Livestock industries – in particular extensive operations – have not always had the same focus from investors that some of the other agricultural industries received. According to Rabobank, this seems to be changing, and the focus on and opportunities for innovation in larger livestock supply chains are growing.
“We believe that research and innovation in the beef industry will continue to evolve but we are currently enabled by two main catalysts that will stimulate this further. Firstly, new investors in the space and secondly, the sustainability drive that not only seeks production improvements but also creates wider community interest in driving improvements, which in itself generates investor interest,” said Angus Gidley-Baird, senior analyst of Animal Protein at Rabobank.
New investment is flowing into agriculture, including entrepreneurs, venture capital, and established companies that are already committed to animal protein supply chains. When F&A started attracting the interest of venture capital about a decade ago, most investments were made in cropping, but the signs of investor interest shifting a little toward animal protein supply chains are starting to emerge.
“But it’s not just venture capital seeking out research and innovation in livestock. The increasing societal concerns surrounding the environment are motivating leading companies to invest heavily in research that will help produce better environmental outcomes. These social and environmental motivators, we believe, will stimulate innovation in livestock and provide incentives beyond the traditional economic multipliers,” explained Gidley-Baird.
While many new innovations exist across the beef industry, Rabobank has identified the ones believed to create the most impact on the industry.
- Maximizing the potential of genetics, genomics and breeding. Unlocking advances in genetics and genomics has the ability to address many of the problems in the industry, from improving eating quality to reducing environmental footprints to increasing productivity.
- Improved nutrition and feed additives. A shorter-term solution to managing issues like enteric methane production and increasing productivity.

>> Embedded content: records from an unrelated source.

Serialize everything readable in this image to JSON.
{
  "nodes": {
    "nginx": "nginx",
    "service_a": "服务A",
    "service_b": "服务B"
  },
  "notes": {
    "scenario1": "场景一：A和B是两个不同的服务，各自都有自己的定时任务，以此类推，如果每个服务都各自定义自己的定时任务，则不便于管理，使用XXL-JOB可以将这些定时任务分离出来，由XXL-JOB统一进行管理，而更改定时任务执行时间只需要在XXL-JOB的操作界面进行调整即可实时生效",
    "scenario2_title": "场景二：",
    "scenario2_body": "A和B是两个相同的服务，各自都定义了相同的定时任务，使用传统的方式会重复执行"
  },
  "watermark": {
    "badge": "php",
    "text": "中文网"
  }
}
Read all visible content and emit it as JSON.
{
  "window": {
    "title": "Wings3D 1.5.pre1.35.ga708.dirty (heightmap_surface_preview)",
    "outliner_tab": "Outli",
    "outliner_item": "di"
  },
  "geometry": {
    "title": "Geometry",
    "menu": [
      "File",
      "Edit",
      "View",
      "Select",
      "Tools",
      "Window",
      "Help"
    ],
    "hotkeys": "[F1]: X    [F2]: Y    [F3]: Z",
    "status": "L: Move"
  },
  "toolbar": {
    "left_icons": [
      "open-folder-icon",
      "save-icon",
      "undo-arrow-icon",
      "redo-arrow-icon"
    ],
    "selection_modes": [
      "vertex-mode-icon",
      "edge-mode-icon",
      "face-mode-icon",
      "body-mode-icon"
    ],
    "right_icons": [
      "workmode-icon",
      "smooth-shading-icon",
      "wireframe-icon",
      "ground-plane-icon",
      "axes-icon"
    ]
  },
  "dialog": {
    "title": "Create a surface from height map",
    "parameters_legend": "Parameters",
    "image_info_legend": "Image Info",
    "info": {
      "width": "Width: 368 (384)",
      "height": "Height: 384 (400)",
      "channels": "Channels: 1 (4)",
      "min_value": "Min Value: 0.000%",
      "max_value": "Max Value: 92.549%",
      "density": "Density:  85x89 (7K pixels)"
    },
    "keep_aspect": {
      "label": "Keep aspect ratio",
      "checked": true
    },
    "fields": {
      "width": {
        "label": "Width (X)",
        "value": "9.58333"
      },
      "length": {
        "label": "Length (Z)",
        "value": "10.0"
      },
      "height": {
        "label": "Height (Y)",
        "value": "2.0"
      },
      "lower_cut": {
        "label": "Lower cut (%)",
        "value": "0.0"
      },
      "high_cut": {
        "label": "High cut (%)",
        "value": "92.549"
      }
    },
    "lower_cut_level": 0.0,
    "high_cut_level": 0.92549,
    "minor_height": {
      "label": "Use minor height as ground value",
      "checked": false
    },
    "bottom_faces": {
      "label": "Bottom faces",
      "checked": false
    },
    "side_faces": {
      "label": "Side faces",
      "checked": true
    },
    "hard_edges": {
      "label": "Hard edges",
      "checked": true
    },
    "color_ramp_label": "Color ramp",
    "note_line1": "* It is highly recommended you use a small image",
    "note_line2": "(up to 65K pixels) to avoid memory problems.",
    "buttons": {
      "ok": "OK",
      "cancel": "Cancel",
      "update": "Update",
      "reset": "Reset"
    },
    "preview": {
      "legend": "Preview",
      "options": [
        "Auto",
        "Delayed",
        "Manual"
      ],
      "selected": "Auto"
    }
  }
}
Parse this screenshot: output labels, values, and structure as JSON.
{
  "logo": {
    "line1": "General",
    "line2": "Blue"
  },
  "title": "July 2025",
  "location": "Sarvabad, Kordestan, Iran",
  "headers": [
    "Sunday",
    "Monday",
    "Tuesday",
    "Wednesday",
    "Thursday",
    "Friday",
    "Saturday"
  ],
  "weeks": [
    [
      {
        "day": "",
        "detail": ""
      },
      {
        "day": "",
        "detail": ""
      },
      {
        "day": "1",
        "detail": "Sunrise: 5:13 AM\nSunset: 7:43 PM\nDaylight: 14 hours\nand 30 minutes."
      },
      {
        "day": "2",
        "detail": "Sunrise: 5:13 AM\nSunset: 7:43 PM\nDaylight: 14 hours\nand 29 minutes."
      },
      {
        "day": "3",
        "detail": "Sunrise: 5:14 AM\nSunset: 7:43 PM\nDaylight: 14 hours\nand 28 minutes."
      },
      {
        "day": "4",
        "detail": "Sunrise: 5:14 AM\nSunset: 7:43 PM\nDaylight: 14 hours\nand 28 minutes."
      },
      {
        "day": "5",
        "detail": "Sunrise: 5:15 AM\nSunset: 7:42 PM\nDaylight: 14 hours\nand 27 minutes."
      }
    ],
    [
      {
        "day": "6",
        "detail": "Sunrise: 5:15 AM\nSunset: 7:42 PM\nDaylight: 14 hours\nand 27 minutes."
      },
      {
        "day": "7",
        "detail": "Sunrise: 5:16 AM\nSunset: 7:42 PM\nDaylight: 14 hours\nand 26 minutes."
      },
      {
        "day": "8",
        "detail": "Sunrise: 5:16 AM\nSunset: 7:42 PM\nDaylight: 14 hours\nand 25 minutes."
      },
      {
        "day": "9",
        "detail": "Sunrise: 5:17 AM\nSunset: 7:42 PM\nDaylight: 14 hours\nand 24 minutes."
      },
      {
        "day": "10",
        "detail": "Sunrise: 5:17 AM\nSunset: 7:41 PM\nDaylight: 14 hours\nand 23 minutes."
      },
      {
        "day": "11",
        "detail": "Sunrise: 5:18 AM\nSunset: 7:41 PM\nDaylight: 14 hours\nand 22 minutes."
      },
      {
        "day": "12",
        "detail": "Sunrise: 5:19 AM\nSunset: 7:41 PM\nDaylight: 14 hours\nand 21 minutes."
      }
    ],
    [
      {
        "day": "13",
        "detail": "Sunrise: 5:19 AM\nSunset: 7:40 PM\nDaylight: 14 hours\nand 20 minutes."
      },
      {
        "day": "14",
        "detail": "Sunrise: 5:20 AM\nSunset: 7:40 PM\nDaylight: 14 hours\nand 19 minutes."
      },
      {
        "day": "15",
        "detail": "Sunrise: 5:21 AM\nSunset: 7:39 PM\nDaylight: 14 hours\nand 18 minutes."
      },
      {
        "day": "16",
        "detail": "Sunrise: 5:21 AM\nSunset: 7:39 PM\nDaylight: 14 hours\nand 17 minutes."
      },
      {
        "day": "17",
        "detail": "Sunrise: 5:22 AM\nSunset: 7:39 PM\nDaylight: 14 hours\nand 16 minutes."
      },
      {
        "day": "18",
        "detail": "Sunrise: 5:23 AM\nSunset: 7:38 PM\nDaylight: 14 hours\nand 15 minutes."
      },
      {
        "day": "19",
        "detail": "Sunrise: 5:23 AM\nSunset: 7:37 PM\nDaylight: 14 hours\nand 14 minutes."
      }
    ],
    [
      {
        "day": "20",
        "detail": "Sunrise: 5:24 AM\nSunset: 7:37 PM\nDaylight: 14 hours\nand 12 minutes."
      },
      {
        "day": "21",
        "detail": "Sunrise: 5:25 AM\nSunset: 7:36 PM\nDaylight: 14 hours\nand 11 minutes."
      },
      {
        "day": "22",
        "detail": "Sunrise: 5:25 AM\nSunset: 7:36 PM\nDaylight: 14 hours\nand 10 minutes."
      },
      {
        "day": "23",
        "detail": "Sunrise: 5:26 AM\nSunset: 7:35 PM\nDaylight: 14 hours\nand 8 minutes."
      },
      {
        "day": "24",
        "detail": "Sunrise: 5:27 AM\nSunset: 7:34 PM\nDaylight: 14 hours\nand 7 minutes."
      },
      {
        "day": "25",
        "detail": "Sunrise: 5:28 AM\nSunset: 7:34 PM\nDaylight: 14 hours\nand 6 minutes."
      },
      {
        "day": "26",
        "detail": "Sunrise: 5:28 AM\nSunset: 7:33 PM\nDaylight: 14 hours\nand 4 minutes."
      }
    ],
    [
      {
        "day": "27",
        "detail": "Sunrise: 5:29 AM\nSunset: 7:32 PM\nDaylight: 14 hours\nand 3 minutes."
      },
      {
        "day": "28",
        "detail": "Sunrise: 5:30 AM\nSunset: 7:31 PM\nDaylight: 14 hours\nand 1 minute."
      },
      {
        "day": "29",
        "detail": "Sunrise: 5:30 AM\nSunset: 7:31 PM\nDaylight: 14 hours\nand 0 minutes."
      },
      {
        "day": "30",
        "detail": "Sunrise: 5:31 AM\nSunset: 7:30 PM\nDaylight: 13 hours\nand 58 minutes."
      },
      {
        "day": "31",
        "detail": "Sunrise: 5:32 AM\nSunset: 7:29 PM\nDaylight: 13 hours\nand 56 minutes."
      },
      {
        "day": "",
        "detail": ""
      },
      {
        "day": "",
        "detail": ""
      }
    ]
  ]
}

- Improved monitoring and data analysis. Wearable devices are slowly coming of age, with improved sensors, functionality, telematics, and battery life. Early detection of animal health issues, physical monitoring of cattle movements, including virtual fencing, monitoring of feed and rumination, and in-field and remote weighing, are just some of the areas of potential for wearable devices.
- Landscape management. Better integrating livestock into the landscape and managing nutrient run-off and vegetation removal can lead to environmental benefits but also create productivity benefits.